Material for the task below:
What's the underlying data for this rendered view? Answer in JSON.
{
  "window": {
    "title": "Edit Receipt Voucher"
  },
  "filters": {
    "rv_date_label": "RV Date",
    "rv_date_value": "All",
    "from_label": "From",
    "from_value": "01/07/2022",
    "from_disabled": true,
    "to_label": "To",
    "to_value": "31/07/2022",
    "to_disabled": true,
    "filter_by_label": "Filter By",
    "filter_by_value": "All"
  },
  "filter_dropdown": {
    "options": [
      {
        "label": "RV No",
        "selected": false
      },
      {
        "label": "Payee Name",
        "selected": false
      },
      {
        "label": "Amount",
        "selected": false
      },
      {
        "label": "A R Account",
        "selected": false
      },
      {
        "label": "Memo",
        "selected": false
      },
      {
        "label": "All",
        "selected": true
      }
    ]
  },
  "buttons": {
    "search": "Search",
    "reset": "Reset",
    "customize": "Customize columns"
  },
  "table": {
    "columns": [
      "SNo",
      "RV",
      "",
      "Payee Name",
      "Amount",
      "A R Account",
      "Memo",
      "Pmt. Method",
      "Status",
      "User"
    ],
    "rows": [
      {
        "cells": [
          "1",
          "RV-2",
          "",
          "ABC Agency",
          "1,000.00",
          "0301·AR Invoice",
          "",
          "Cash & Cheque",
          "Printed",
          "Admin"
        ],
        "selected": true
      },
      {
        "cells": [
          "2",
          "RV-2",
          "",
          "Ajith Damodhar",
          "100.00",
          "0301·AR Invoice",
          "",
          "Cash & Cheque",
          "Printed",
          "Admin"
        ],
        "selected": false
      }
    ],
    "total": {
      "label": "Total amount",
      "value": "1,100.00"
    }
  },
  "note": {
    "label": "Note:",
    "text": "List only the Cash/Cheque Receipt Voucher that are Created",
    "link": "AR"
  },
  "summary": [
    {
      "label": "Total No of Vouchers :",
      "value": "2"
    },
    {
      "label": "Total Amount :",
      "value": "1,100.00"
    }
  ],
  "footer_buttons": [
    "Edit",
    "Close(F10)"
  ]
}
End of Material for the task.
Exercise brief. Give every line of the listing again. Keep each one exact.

Result for this exercise.
What's the underlying data for this rendered view? Answer in JSON.
{
  "window": {
    "title": "Edit Receipt Voucher"
  },
  "filters": {
    "rv_date_label": "RV Date",
    "rv_date_value": "All",
    "from_label": "From",
    "from_value": "01/07/2022",
    "from_disabled": true,
    "to_label": "To",
    "to_value": "31/07/2022",
    "to_disabled": true,
    "filter_by_label": "Filter By",
    "filter_by_value": "All"
  },
  "filter_dropdown": {
    "options": [
      {
        "label": "RV No",
        "selected": false
      },
      {
        "label": "Payee Name",
        "selected": false
      },
      {
        "label": "Amount",
        "selected": false
      },
      {
        "label": "A R Account",
        "selected": false
      },
      {
        "label": "Memo",
        "selected": false
      },
      {
        "label": "All",
        "selected": true
      }
    ]
  },
  "buttons": {
    "search": "Search",
    "reset": "Reset",
    "customize": "Customize columns"
  },
  "table": {
    "columns": [
      "SNo",
      "RV",
      "",
      "Payee Name",
      "Amount",
      "A R Account",
      "Memo",
      "Pmt. Method",
      "Status",
      "User"
    ],
    "rows": [
      {
        "cells": [
          "1",
          "RV-2",
          "",
          "ABC Agency",
          "1,000.00",
          "0301·AR Invoice",
          "",
          "Cash & Cheque",
          "Printed",
          "Admin"
        ],
        "selected": true
      },
      {
        "cells": [
          "2",
          "RV-2",
          "",
          "Ajith Damodhar",
          "100.00",
          "0301·AR Invoice",
          "",
          "Cash & Cheque",
          "Printed",
          "Admin"
        ],
        "selected": false
      }
    ],
    "total": {
      "label": "Total amount",
      "value": "1,100.00"
    }
  },
  "note": {
    "label": "Note:",
    "text": "List only the Cash/Cheque Receipt Voucher that are Created",
    "link": "AR"
  },
  "summary": [
    {
      "label": "Total No of Vouchers :",
      "value": "2"
    },
    {
      "label": "Total Amount :",
      "value": "1,100.00"
    }
  ],
  "footer_buttons": [
    "Edit",
    "Close(F10)"
  ]
}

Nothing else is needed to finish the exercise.